The following poem by Sandy Solomon, "Tear Down," was written in response to "Remains of the Real," a collage by Nashville artist Jana Harper, as part of A Tennessee Ekphrasis Project, in which we connect writers and visual artists from across Tennessee to generate new literature inspired by contemporary art. Eight other literature-art pairings will be featured in the print issue of Grist's tenth anniversary issue, as well as at an art exhibition at the Central Collective in Knoxville during the month of February.
Why, I can’t say, but I especially
liked that old, one-story Ashland
Avenue clapboard: its dark gray front,
its notched white trim rounding the roof
line. And most of all, its deeply shadowed
corner porch flush with flat planted yard,
a porch that edged toward the street corner
and echoed its angle. At the four-way stop,
I’d study the house for signs of life. It seemed
so easy to walk right in, the boundary
between in and out fragile, faint.
I imagined the house, newly built
in 1895, sitting alone
up a track off the high road, in fields
or maybe set among a grove of trees,
in the new southern section of Nashville.
Driving by, I’d sometimes see in deep shade
on the corner porch, the owners lounging,
cups of coffee, newspapers in hand.
Often they were laughing. I so liked the look
of them behind the flower garden’s narrow,
tended margin, I wanted to cross the line.
I’d heard what was coming.
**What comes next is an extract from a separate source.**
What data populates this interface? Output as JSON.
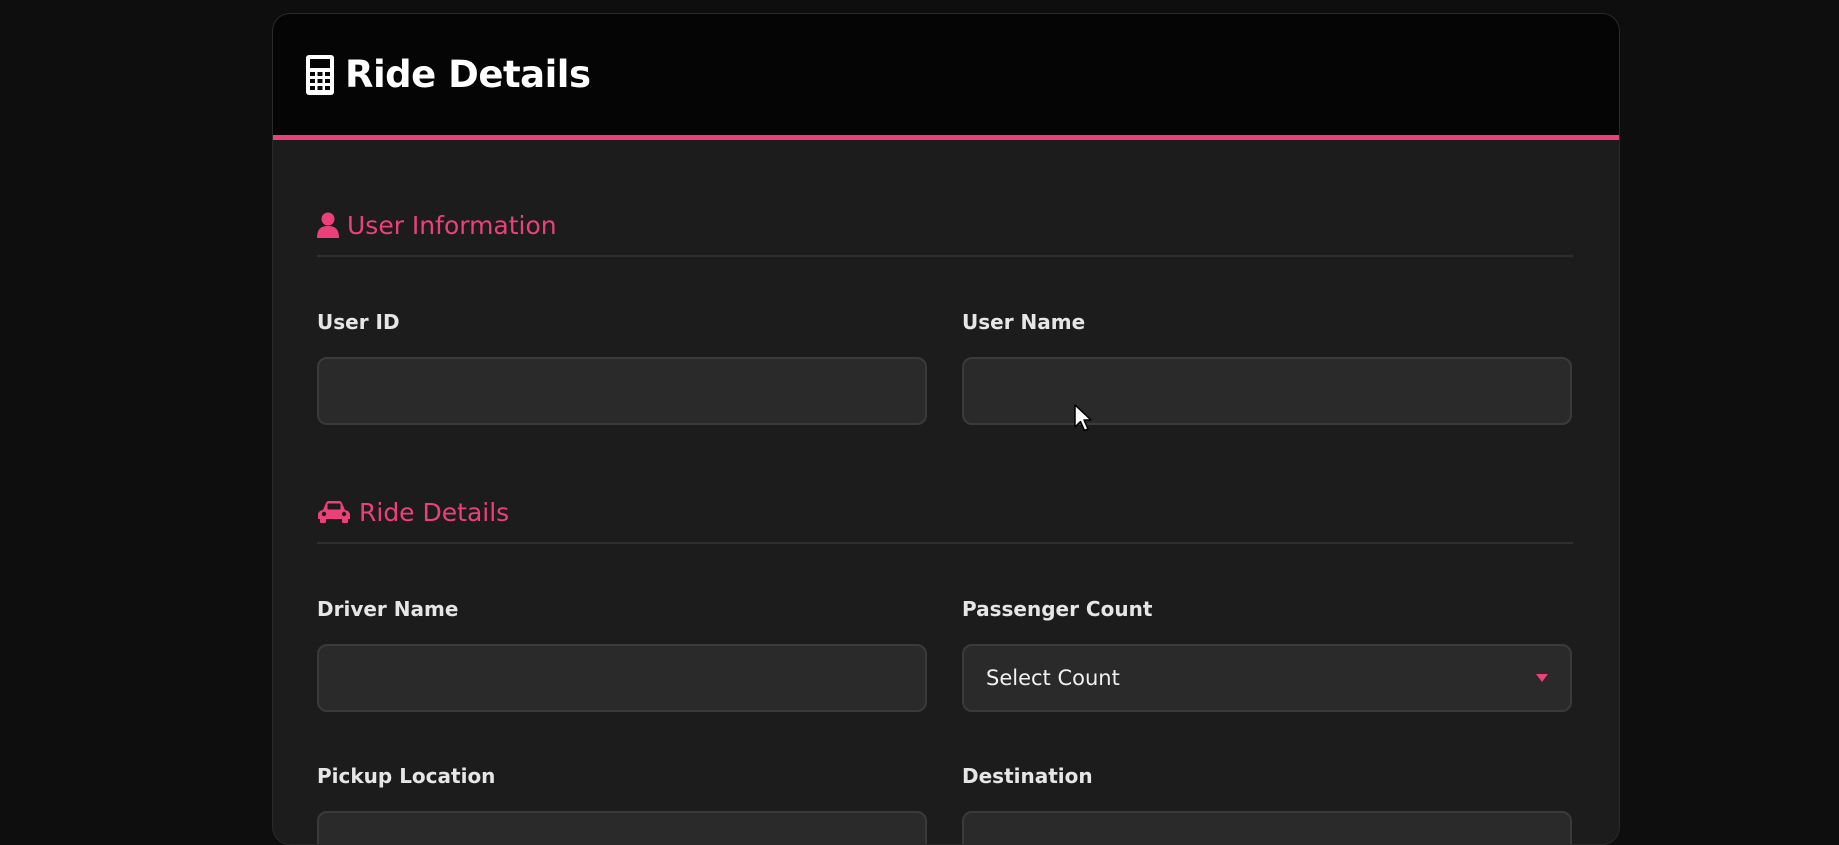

The owners dug
all their perennials up and placed them in a row,
pots along both roads: For Sale and then
For Free, until only one sad,
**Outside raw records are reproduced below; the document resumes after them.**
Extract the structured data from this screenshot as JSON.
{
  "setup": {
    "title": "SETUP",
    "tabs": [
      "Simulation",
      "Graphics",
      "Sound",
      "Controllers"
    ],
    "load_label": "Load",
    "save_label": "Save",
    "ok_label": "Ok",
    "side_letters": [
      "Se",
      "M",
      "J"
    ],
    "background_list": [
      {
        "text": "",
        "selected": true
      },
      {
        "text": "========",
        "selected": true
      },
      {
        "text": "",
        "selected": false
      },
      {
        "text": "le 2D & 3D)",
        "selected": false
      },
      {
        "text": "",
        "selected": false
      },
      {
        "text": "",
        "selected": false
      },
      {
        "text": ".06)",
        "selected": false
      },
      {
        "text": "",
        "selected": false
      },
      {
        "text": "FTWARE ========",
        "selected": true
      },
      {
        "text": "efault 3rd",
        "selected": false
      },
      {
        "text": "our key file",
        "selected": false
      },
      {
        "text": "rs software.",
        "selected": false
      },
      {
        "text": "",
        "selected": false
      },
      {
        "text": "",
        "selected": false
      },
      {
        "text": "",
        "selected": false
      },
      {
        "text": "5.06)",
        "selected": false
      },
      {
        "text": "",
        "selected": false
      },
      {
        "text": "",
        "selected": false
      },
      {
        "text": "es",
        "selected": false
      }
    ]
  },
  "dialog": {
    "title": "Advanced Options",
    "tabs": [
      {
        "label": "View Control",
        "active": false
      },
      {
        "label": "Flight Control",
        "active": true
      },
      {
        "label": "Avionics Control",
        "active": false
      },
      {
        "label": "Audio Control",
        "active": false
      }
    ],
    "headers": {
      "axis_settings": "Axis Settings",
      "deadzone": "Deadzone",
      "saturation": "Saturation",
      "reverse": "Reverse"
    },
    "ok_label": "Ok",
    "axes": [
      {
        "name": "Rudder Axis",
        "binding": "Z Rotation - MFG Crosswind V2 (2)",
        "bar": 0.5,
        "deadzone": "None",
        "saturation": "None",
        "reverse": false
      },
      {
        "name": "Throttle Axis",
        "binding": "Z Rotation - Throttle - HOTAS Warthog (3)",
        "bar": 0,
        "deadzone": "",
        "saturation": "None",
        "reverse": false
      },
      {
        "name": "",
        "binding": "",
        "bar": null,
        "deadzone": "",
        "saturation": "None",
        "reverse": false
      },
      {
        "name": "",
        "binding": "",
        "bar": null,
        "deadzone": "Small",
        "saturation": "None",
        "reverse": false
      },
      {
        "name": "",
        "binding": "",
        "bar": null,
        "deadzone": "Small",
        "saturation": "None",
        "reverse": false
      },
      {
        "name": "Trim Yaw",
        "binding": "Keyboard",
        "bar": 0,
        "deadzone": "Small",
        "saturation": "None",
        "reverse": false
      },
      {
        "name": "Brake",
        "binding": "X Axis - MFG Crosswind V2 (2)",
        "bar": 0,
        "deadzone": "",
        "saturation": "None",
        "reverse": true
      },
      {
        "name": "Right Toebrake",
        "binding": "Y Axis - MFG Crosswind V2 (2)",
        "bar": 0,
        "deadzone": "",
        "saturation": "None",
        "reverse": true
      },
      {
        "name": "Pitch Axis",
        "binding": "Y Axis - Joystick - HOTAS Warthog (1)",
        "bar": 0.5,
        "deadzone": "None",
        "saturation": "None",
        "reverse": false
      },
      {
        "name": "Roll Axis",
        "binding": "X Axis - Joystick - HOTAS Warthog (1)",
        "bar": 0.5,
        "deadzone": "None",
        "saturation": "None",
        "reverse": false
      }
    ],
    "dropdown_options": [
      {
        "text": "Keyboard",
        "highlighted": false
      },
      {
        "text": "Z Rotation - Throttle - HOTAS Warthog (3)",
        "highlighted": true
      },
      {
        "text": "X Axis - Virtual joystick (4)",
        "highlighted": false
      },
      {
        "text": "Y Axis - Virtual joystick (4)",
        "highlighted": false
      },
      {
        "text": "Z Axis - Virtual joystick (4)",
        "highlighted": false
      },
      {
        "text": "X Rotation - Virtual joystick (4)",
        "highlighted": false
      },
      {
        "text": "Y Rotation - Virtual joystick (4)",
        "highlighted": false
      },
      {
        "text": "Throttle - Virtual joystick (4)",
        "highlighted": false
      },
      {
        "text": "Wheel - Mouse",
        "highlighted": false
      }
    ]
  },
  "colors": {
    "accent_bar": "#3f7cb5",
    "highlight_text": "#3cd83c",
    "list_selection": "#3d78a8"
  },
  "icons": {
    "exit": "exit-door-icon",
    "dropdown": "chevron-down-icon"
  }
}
wilted, poorly potted plant remained.
And then someone ran red tape
around the corner porch, Do Not Enter:
front door smashed in, the place empty.
And then, one day I topped the hill to find
two busy wreckers hard beside
a great pile of broken boards, the gray
clapboard cracked to naked pine, the beaded
trim like cowlicks, straight up, mixed
with varnished floor boards, a wreck of beams
angled high, piled like pick up sticks
I threw as a child, and as I passed, the pine
smell, fresh pockets of resin released
from trees cut more than a century past.
Their scent entered the car, filled it full.
Image of an image of an image of the other side:
unseen side of a bright book jacket,
red or blue or purple jacket covered
with words: now, inside out, color
without words, without purpose, ghost.
The artist cuts away, cuts out
the book shape, so only empty space
remains, only the white angled paper
surround, study in ninety degrees, corner
cuts, outline, hint of the vanished, haint.
Then she piles and places all those angled
straight edges: study in white: absence
upon absence: hardbacks, paperbacks,
we are turning our backs on those artifacts,
much-loved books, the feel of pulped wood:
cardboard covered with buckram or heavy paper
or leather, over a sewn spine that holds
the pages together on which words stood,
once by laid type, now by computer
light. Lost books: lost worlds.
All the artist leaves is shadow, the book
that overlooked the image of the image of the other
side: the white of an empty copied page
and the odd reversed book jacket color,
and angles, hard angles, hard news.
Sandy Solomon teaches at Vanderbilt University where she is Writer in Residence and Associate Director of the Creative Writing Program. Her book, Pears, Lake, Sun, which won the Agnes Lynch Starrett Prize from the University of Pittsburgh Press, was also published in the U.K. by Peterloo Poets. Her poems have appeared in such publications as The New Yorker, New Republic, Threepenny Review, Gettysburg Review, Poetry Review (UK), and the Times Literary Supplement.
Jana Harper is a visual artist who works both collaboratively and individually on themes related to quietude, connection, authenticity, and environment. She works in a variety of media including printmaking, drawing, installation, photography, and artists' books. Her work has been shown in both solo and group exhibitions nationally and internationally and she has enjoyed artist residencies both in the United States and abroad. Jana teaches at Vanderbilt University.